“And the brethren immediately sent away Paul and Silas by night unto Berea, who coming thither went into the synagogue of the Jews. These were more noble than those in Thessalonica, in that they received the Word with all readiness-of-mind and searched the Scriptures daily, whether those things were so.”

Acts 17:10-11

How great the rejoicing when our Seed finds lodging in good soil.
Berea was only around 45 miles west of Thessalonica. Both were located at the northwestern end of what is now known as the Aegean Sea. One (Thessalonica) was the chief seaport city of Macedonia (modern-day Greece) and named after the daughter of Phillip II, who was also Alexander the Great’s sister. It was also the most populous city of Macedonia.

But what a difference between those two cities with regards to Paul’s reception!
In both places Paul, “as his manner was” (v.2), went into the local synagogue and began preaching the Gospel. His message was the same. His method was the same. But notice the difference: Those in Berea “were more noble (Grk. ‘eugenes’—‘generous, gracious, open, civil, etc.’) than those in Thessalonica, in that they received the Word with all readiness of mind (Grk. ‘prothumia’—‘receptiveness, open-mindedness, willingness to hear, etc.’).”

Any who’ve ever tried to share the Gospel know well the difference (and reaction) between those who are closed-minded and those who are open-minded. One is resistant; the other is receptive. One wants to argue; the other wants to accept and apply. One is caustic; the other is cordial.

Just as the “sower who went forth to sow discovered four different types of soil and four different kinds of responses” (Mt. 13:3-9), so will we encounter various responses amongst those to whom we share the Gospel. That’s why we shouldn’t be discouraged or dismayed when some react negatively to what we say—for there will be others who’ll be delighted to hear God’s Word and enjoy “searching the Scriptures daily.” Hallelujah!!

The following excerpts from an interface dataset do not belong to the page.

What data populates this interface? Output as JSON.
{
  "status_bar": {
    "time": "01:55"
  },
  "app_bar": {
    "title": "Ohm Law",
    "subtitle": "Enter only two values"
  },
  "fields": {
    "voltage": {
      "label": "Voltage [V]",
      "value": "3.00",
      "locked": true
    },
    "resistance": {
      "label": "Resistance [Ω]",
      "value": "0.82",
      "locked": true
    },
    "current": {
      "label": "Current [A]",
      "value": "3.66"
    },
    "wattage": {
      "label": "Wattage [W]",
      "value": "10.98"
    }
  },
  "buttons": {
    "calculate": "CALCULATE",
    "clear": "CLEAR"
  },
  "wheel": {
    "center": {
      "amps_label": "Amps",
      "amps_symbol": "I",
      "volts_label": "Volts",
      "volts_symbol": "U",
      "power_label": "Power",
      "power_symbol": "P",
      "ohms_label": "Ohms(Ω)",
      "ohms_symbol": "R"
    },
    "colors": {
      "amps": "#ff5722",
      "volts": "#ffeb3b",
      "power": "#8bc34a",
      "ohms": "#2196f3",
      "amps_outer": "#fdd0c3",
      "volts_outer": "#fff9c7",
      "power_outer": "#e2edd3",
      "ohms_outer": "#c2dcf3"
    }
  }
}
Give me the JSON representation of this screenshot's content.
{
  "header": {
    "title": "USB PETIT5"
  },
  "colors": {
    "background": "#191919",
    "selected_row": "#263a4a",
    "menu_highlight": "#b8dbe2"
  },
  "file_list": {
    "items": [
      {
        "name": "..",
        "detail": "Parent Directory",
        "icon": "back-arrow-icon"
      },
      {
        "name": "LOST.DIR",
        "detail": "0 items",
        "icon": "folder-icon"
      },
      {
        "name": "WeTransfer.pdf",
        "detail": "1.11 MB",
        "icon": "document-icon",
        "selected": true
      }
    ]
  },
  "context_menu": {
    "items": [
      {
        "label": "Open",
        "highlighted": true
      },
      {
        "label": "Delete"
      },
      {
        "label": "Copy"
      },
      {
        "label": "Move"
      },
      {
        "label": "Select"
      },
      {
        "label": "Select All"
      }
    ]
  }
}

We know Paul met with success in Thessalonica even though the Jewish rabble-rousers hassled him there and in Berea (vv.5-8, 13). Before long, there’d be a thriving church there to whom he’d later write two encouraging, instructive letters. Interestingly, there’s no mention of a church being established in Berea, despite their receptivity, although we would hope one did come about as a result of their time there.

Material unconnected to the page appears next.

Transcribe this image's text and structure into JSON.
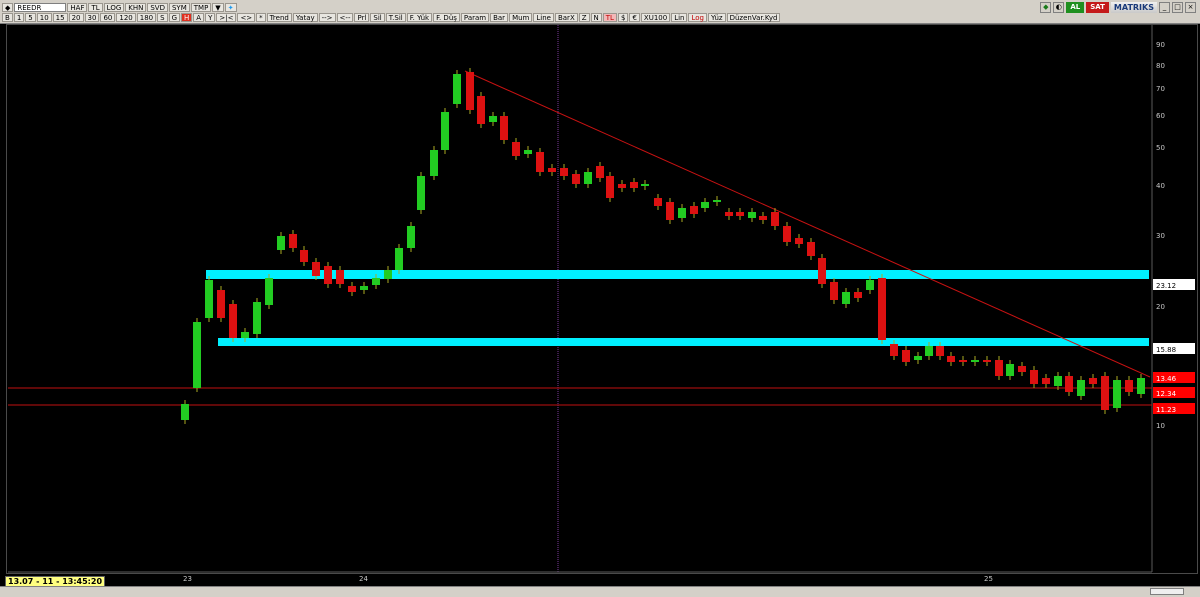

Regardless, we should always be “ready to give an answer of the Hope that rests within us with meekness and fear” (I Pet. 3:15), for we’ll never know whose hearts will be receptive and whose hearts resistant. Always remember: Our responsibility is being faithful in sowing the Seed (the Gospel); it’s God’s responsibility to “bring the increase” (I Cor. 3:7). Amen and amen.

August 25, 2011